**What is being asked**
Match the string "updated" against each line below, and copy every line that matches.

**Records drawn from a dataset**

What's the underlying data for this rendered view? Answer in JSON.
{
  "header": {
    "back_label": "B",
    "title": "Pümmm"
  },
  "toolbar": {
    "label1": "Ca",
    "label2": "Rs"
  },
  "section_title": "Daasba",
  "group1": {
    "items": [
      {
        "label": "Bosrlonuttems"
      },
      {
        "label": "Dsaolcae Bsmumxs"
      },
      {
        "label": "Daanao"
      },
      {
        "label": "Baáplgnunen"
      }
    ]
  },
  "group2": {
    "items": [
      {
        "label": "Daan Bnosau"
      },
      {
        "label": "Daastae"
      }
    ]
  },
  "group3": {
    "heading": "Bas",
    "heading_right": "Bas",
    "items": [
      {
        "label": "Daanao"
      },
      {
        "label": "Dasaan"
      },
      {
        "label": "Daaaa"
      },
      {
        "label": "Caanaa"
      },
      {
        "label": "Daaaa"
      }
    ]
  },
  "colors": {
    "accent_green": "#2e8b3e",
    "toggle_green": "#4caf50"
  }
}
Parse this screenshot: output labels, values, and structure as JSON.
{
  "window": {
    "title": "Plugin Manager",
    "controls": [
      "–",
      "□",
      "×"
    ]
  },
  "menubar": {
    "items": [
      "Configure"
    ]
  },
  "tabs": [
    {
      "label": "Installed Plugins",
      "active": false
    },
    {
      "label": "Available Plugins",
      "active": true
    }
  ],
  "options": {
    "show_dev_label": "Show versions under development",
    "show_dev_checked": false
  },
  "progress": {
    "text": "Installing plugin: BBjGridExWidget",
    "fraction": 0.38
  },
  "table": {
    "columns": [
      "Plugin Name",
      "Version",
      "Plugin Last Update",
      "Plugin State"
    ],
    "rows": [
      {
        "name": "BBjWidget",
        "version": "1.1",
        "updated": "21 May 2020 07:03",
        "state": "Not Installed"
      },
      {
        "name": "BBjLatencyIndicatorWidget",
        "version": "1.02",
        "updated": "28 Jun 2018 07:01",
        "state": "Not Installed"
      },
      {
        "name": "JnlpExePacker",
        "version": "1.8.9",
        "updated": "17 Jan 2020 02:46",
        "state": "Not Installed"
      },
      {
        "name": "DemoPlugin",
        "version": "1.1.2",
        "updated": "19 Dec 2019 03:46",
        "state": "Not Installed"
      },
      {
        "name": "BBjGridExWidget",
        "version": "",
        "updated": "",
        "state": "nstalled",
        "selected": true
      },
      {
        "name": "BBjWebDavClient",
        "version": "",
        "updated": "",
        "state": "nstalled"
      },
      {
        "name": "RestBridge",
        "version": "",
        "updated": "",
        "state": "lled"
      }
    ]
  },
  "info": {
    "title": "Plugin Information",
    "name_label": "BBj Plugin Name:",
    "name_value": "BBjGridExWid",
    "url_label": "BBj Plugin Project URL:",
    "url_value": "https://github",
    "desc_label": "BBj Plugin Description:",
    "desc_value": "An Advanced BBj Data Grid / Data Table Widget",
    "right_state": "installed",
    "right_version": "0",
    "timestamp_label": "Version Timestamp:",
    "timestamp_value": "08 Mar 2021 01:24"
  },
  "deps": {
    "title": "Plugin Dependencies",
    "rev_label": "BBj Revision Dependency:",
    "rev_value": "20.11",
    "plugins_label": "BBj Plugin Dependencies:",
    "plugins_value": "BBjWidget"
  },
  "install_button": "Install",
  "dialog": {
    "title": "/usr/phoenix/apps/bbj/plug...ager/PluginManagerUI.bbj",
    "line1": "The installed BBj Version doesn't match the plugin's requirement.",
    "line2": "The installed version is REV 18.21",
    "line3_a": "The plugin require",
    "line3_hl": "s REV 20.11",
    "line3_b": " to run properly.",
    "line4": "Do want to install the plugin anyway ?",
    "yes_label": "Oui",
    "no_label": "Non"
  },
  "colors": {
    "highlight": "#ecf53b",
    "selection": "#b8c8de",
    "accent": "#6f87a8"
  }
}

**Response area**
        "updated": "21 May 2020 07:03",
        "updated": "28 Jun 2018 07:01",
        "updated": "17 Jan 2020 02:46",
        "updated": "19 Dec 2019 03:46",
        "updated": "",
        "updated": "",
        "updated": "",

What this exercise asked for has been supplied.